Two and a half months after COVID-19 was officially declared a pandemic, we lament a great and acute loss of life, especially in places like Lombardy and New York. Since the outbreak was detected in Wuhan in December 2019, the global death toll is estimated to be 346,000 as of this writing. But because our interventions can harm as well as help, it is not unreasonable to put this number in context.
We now know that the death toll is not comparable to that of the 1918 pandemic. We also now know that the virus has spread widely, but for the vast majority of people it is far less lethal than we thought: it kills far fewer than 3.4 percent of those who develop symptoms. Late last week the CDC adopted an estimated death rate of 0.4 percent for those who develop symptoms and acknowledged that there are many other infected people who develop no symptoms at all. These estimates will continue to improve as time goes on, but it is clear that the numbers are much lower than first feared. The exact infection fatality rate varies across populations and settings, but it appears that in most situations outside nursing homes and hospitals, it tends to be very low.

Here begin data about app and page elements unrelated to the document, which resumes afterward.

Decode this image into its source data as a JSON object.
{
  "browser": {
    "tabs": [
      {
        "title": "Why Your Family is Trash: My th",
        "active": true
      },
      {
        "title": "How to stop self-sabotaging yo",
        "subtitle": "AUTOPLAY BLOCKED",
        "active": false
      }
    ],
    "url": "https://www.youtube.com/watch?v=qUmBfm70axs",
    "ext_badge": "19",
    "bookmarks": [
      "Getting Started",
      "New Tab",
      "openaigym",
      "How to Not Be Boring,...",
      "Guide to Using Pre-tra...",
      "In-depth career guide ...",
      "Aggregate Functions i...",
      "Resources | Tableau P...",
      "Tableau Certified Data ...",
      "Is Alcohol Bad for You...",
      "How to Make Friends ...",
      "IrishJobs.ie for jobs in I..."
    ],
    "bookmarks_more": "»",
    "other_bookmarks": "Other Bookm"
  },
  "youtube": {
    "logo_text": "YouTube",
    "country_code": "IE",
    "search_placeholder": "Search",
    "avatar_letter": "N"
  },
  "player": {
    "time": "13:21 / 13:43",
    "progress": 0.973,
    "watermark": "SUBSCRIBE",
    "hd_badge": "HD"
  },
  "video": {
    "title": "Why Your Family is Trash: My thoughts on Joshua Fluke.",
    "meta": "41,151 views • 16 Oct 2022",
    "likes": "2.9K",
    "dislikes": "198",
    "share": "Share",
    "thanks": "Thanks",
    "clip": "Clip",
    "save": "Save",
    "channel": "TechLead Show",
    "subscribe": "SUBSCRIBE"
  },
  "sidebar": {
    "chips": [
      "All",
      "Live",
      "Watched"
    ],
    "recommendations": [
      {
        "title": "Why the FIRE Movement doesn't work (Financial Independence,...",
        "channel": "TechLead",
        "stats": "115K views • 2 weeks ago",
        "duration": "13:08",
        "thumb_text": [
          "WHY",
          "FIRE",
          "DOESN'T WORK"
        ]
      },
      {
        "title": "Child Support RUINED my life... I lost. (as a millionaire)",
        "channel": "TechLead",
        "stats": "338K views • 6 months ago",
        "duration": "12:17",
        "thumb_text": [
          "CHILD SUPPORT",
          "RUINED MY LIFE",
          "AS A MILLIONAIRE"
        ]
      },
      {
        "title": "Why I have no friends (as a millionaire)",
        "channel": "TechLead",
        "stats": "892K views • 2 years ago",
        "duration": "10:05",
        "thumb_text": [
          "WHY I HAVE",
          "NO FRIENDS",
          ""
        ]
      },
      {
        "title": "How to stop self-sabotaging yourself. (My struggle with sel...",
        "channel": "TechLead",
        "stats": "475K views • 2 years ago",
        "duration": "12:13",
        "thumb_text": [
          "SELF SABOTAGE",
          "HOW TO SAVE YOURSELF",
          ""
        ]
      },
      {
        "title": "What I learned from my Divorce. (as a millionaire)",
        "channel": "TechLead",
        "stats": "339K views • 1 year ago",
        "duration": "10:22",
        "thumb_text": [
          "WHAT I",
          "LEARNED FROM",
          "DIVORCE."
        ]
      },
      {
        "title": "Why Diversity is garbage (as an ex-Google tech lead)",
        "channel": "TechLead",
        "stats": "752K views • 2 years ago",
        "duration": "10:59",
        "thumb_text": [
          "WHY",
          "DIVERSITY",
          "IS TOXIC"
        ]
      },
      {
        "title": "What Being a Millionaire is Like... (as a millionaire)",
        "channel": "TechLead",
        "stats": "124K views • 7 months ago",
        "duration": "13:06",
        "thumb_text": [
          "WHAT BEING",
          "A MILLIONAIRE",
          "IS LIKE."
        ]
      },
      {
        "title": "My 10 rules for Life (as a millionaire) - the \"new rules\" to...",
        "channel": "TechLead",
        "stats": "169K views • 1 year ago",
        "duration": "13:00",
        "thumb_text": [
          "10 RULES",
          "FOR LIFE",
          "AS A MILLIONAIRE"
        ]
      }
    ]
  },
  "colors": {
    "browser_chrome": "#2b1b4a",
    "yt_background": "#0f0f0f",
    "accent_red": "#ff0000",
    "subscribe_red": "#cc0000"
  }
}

We have learned that COVID-19 is yet another disease that unfortunately and disproportionately affects the elderly, the disadvantaged, and those with multiple underlying medical conditions. Besides massacring nursing homes, and having the potential to infect many vulnerable patients and providers in hospitals, it painfully emerges as yet another disease of inequality. The poor, the homeless, people in prisons, and low-wage workers in meat-processing plants and other essential jobs are among the hardest hit, while privileged people like me are videoconferencing in safety. That is a tragic disparity.
Given what we know now, it is reasonable to consider alternatives to population-wide lockdown, even as we focus on protecting those most at risk and support health care systems to care for patients who are sick.
Good science can come from public health epidemiology, from the study of infectious diseases, from evidence-based medicine, from clinical epidemiology, or from any discipline. I agree with Lipsitch that we need to respect the totality of the evidence—including, I would stress, evidence about the harms of prolonged lockdown—rather than rely too narrowly on the claims of any one disciplinary specialty. At the beginning, in the absence of high-quality data, we can do what seems most reasonable, following the precautionary principle and using common sense. But beyond this point, failing to correct our ignorance and adapt our actions as quickly as possible is not good science. Nor is politicizing scientific disagreement or looking away from the undeniable harms of our well-intentioned actions.